◆ **The problem**: Read the lines below. Copy out any that hold the string "werden".

START Records provided

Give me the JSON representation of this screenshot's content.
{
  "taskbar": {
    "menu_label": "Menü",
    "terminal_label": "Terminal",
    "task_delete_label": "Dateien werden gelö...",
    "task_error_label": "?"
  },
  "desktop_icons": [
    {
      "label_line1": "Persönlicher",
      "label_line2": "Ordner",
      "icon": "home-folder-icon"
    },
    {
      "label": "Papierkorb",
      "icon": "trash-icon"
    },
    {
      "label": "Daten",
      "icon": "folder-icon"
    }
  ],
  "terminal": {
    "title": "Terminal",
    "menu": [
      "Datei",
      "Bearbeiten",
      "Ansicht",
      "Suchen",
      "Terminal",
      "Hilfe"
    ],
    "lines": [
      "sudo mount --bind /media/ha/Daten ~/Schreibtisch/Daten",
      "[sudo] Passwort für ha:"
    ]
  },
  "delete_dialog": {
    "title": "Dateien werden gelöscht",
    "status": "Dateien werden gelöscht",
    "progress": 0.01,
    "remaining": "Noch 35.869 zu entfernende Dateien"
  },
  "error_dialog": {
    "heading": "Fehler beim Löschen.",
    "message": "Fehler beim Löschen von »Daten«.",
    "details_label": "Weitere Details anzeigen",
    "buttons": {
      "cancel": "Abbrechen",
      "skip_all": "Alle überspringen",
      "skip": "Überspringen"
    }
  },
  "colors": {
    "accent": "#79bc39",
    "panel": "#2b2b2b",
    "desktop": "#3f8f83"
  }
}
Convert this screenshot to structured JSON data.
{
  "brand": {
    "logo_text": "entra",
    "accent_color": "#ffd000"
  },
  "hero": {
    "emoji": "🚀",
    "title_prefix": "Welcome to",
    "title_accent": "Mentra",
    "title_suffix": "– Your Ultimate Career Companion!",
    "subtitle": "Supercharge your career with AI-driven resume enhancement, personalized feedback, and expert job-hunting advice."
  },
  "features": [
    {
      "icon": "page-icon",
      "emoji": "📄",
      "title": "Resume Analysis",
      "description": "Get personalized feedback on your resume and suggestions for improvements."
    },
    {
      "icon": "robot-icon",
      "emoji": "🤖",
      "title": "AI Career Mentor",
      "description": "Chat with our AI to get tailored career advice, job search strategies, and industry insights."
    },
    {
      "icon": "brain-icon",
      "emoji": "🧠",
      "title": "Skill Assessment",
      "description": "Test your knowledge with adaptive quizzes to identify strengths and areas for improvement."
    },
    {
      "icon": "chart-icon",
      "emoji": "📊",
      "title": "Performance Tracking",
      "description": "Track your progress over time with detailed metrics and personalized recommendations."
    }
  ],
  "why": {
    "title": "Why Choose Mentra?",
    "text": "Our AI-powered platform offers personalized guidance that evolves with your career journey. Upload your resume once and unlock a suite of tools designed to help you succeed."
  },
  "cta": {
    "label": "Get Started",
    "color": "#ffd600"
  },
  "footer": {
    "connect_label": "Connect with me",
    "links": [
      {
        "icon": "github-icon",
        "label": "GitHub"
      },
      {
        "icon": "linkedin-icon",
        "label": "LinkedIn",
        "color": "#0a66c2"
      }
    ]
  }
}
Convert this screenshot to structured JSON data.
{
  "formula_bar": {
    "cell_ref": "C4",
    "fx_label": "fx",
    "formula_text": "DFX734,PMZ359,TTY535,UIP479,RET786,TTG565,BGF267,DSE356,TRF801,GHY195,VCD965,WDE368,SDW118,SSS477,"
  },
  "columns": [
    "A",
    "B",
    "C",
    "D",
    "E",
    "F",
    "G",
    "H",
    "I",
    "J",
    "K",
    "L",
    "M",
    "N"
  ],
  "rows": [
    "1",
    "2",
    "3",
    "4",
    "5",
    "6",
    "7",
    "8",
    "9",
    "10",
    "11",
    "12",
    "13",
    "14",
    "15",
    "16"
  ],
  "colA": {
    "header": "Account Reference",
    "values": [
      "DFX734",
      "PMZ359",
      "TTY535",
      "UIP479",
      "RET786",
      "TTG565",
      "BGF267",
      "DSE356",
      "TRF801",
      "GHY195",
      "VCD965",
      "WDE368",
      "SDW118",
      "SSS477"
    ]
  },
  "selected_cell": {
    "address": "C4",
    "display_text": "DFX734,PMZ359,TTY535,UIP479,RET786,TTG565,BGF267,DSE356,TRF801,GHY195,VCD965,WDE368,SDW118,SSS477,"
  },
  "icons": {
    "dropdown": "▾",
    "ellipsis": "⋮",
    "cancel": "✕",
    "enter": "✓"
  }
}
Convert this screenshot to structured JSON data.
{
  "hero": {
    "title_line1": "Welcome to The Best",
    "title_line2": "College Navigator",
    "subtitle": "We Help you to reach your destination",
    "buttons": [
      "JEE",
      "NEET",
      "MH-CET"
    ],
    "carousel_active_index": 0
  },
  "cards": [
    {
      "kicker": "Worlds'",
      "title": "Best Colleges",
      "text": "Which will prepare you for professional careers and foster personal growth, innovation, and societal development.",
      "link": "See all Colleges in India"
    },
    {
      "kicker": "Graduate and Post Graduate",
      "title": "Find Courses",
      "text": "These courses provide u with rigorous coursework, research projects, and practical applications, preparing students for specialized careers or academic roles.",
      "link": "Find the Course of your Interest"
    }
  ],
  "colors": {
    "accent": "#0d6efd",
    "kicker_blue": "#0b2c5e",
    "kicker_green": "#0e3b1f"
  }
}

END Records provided

◆ **Answer for the task**:
    "task_delete_label": "Dateien werden gelö...",
    "title": "Dateien werden gelöscht",
    "status": "Dateien werden gelöscht",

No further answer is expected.